The rial's slide suggested the Western sanctions were doing serious damage to the country's economy.
On Sunday, Israeli Finance Minister Yuval Steinitz said Iran's economy was "on the verge of collapse".
By freezing Iran out of the global banking system, sanctions have made it hard for Tehran to obtain payment for its oil exports. Iranians have responded by rushing to change their savings into hard currency, fuelling the rial's slide.
"This is going to cause a shutdown in transactions in Iran. All the main distributors of electronics and household items will be concerned about trading - they'll want to know where the bottom is and how long it will continue," said Mehrdad Emadi, an Iranian-born economic adviser to the European Union who is based in Britain.
With Iran's official inflation rate running at around 25 percent, the rial's weakness threatens to increase the costs of industrial companies, worsening a recent spate of job losses in addition to reducing living standards.

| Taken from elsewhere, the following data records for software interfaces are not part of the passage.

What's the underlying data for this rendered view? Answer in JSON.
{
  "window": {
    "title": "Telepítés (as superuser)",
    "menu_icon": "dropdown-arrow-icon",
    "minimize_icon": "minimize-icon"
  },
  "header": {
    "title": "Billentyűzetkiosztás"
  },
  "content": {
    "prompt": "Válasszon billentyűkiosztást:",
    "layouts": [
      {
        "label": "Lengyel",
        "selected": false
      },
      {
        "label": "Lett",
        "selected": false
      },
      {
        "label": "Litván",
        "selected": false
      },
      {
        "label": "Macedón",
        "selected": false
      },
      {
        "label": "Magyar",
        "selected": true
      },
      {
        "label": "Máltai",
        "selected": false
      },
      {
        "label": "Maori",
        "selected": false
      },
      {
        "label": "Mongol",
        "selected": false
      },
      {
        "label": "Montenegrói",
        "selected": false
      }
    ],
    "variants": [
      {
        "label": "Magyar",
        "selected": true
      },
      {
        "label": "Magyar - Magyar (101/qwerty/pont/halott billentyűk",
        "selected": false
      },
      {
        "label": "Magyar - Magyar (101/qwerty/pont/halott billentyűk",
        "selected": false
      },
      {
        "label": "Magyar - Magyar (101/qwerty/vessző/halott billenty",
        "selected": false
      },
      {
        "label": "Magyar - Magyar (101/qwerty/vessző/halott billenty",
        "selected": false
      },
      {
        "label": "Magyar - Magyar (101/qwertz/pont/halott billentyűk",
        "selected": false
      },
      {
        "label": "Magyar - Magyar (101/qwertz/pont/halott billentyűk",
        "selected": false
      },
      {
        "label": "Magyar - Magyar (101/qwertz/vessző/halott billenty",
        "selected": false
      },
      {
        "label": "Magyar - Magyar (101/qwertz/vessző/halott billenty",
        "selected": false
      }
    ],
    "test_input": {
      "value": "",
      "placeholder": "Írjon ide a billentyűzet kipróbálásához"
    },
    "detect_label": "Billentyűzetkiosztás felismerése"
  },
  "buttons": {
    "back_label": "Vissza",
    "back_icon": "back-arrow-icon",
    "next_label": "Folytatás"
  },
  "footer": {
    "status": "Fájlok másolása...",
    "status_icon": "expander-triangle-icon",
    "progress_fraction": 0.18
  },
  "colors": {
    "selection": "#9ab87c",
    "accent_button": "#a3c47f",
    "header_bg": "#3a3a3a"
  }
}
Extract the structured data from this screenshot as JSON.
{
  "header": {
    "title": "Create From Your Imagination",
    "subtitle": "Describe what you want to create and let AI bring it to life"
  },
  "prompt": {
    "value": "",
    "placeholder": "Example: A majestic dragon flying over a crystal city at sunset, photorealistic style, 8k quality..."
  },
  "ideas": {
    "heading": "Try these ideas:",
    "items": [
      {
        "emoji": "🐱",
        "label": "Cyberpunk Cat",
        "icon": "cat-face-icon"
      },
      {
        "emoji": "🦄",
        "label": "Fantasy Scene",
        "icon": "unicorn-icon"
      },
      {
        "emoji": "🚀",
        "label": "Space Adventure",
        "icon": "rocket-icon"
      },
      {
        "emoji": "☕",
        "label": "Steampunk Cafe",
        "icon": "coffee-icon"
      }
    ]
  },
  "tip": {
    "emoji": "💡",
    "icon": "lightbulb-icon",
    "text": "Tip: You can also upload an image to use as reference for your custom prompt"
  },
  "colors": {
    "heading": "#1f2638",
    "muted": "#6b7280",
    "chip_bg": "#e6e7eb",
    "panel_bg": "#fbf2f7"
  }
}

But Ahmadinejad insisted on Tuesday that the impact of the sanctions had been manageable. Iran's imports totalled $26 billion in the first half of this year, down only moderately from $29 billion in the same period last year, he said.
"The central bank has provided all the currency for these imports," he said.
Many businessmen and ordinary citizens in Iran say the government is at least partly to blame for the currency crisis, and Ahmadinejad has been criticised for it by political enemies in parliament.
The rial has been depreciating for over a year and has lost about two-thirds of its value since June 2011. Its losses accelerated in the past week after the government launched an "exchange centre" to supply dollars to importers of basic goods; businessmen say the centre failed to meet demand for dollars.